**What the task requires**:
Check each line of the data below for the string "Bastia". Then give the number of lines that have it, without anything else.

*** Opening Records supplied ***

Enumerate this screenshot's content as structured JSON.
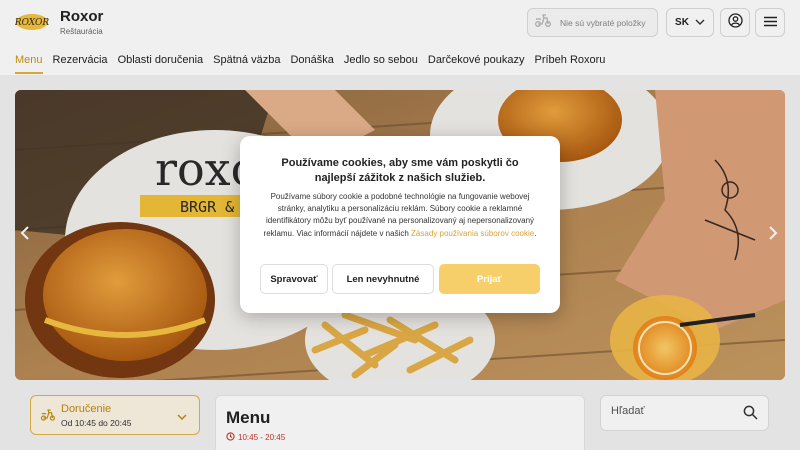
{
  "brand": {
    "logo_text": "ROXOR",
    "name": "Roxor",
    "subtitle": "Reštaurácia"
  },
  "header": {
    "cart_label": "Nie sú vybraté položky",
    "language": "SK",
    "icons": {
      "cart": "scooter-icon",
      "language_toggle": "chevron-down-icon",
      "account": "user-icon",
      "menu": "hamburger-icon"
    }
  },
  "nav": {
    "items": [
      {
        "label": "Menu",
        "active": true
      },
      {
        "label": "Rezervácia",
        "active": false
      },
      {
        "label": "Oblasti doručenia",
        "active": false
      },
      {
        "label": "Spätná väzba",
        "active": false
      },
      {
        "label": "Donáška",
        "active": false
      },
      {
        "label": "Jedlo so sebou",
        "active": false
      },
      {
        "label": "Darčekové poukazy",
        "active": false
      },
      {
        "label": "Príbeh Roxoru",
        "active": false
      }
    ]
  },
  "hero": {
    "sign_text_top": "roxo",
    "sign_text_bottom": "BRGR &",
    "prev_icon": "chevron-left-icon",
    "next_icon": "chevron-right-icon"
  },
  "delivery": {
    "title": "Doručenie",
    "hours": "Od 10:45 do 20:45"
  },
  "menu_section": {
    "title": "Menu",
    "hours": "10:45 - 20:45"
  },
  "search": {
    "placeholder": "Hľadať"
  },
  "cookie_modal": {
    "title": "Používame cookies, aby sme vám poskytli čo najlepší zážitok z našich služieb.",
    "body": "Používame súbory cookie a podobné technológie na fungovanie webovej stránky, analytiku a personalizáciu reklám. Súbory cookie a reklamné identifikátory môžu byť používané na personalizovaný aj nepersonalizovaný reklamu. Viac informácií nájdete v našich ",
    "link_text": "Zásady používania súborov cookie",
    "body_end": ".",
    "buttons": {
      "manage": "Spravovať",
      "necessary": "Len nevyhnutné",
      "accept": "Prijať"
    }
  },
  "colors": {
    "accent": "#e4b23c",
    "accept_button": "#f7cf6a",
    "link": "#d9a23a",
    "hours_red": "#c0392b"
  }
}
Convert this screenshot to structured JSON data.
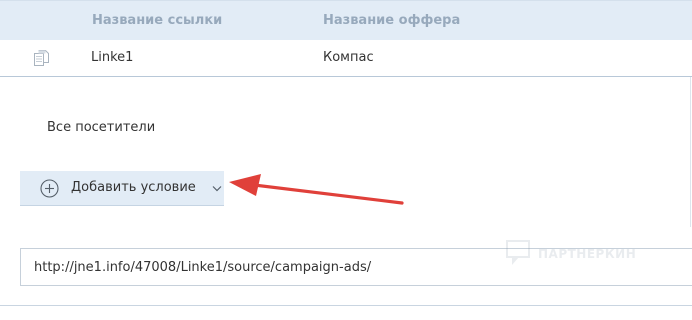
{
  "table": {
    "columns": [
      "Название ссылки",
      "Название оффера"
    ],
    "rows": [
      {
        "link_name": "Linke1",
        "offer_name": "Компас"
      }
    ]
  },
  "audience": {
    "label": "Все посетители"
  },
  "conditions": {
    "add_label": "Добавить условие"
  },
  "tracking_url": {
    "value": "http://jne1.info/47008/Linke1/source/campaign-ads/"
  },
  "watermark": {
    "text": "ПАРТНЕРКИН"
  },
  "colors": {
    "header_bg": "#e2ecf6",
    "header_text": "#97a9bc",
    "arrow": "#e0403a"
  },
  "icons": {
    "copy": "copy-icon",
    "add": "plus-circle-icon",
    "dropdown": "chevron-down-icon",
    "annotation": "red-arrow-icon"
  }
}
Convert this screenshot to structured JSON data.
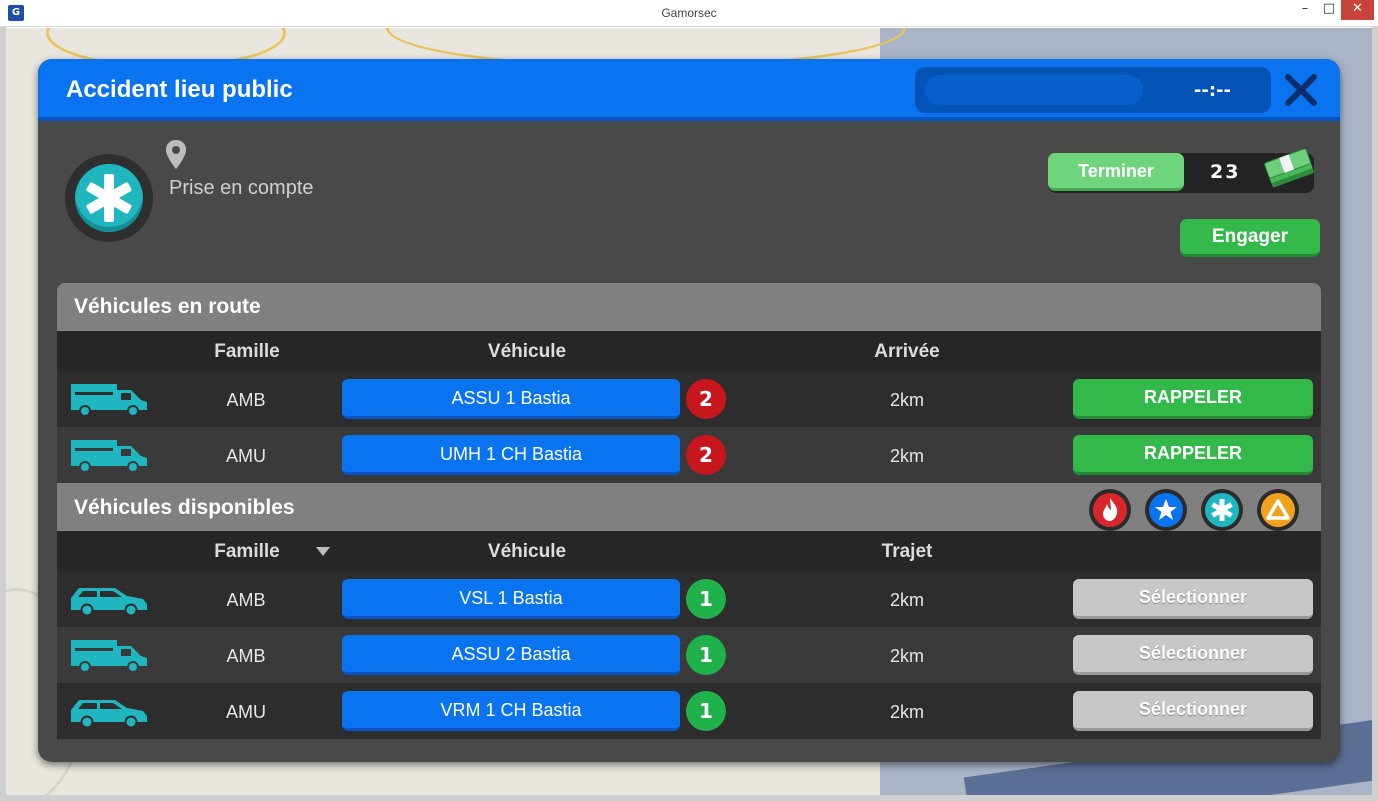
{
  "window": {
    "title": "Gamorsec",
    "min_label": "–",
    "max_label": "□",
    "close_label": "✕"
  },
  "colors": {
    "header_blue": "#0a74f0",
    "green": "#33b84a",
    "red_badge": "#c8161d",
    "green_badge": "#1fb24a",
    "teal": "#1fb6c0"
  },
  "modal": {
    "title": "Accident lieu public",
    "timer": "--:--",
    "status": "Prise en compte",
    "terminer_label": "Terminer",
    "money": "23",
    "engager_label": "Engager"
  },
  "en_route": {
    "title": "Véhicules en route",
    "headers": {
      "famille": "Famille",
      "vehicule": "Véhicule",
      "col3": "Arrivée"
    },
    "rows": [
      {
        "icon": "ambulance-truck-icon",
        "famille": "AMB",
        "vehicule": "ASSU 1 Bastia",
        "badge": "2",
        "distance": "2km",
        "action": "RAPPELER"
      },
      {
        "icon": "ambulance-truck-icon",
        "famille": "AMU",
        "vehicule": "UMH 1 CH Bastia",
        "badge": "2",
        "distance": "2km",
        "action": "RAPPELER"
      }
    ]
  },
  "disponibles": {
    "title": "Véhicules disponibles",
    "filters": [
      "fire-filter-icon",
      "police-star-filter-icon",
      "medical-filter-icon",
      "hazard-triangle-filter-icon"
    ],
    "headers": {
      "famille": "Famille",
      "vehicule": "Véhicule",
      "col3": "Trajet"
    },
    "rows": [
      {
        "icon": "medical-car-icon",
        "famille": "AMB",
        "vehicule": "VSL 1 Bastia",
        "badge": "1",
        "distance": "2km",
        "action": "Sélectionner"
      },
      {
        "icon": "ambulance-truck-icon",
        "famille": "AMB",
        "vehicule": "ASSU 2 Bastia",
        "badge": "1",
        "distance": "2km",
        "action": "Sélectionner"
      },
      {
        "icon": "medical-car-icon",
        "famille": "AMU",
        "vehicule": "VRM 1 CH Bastia",
        "badge": "1",
        "distance": "2km",
        "action": "Sélectionner"
      }
    ]
  }
}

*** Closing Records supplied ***

**Exercise output**:
5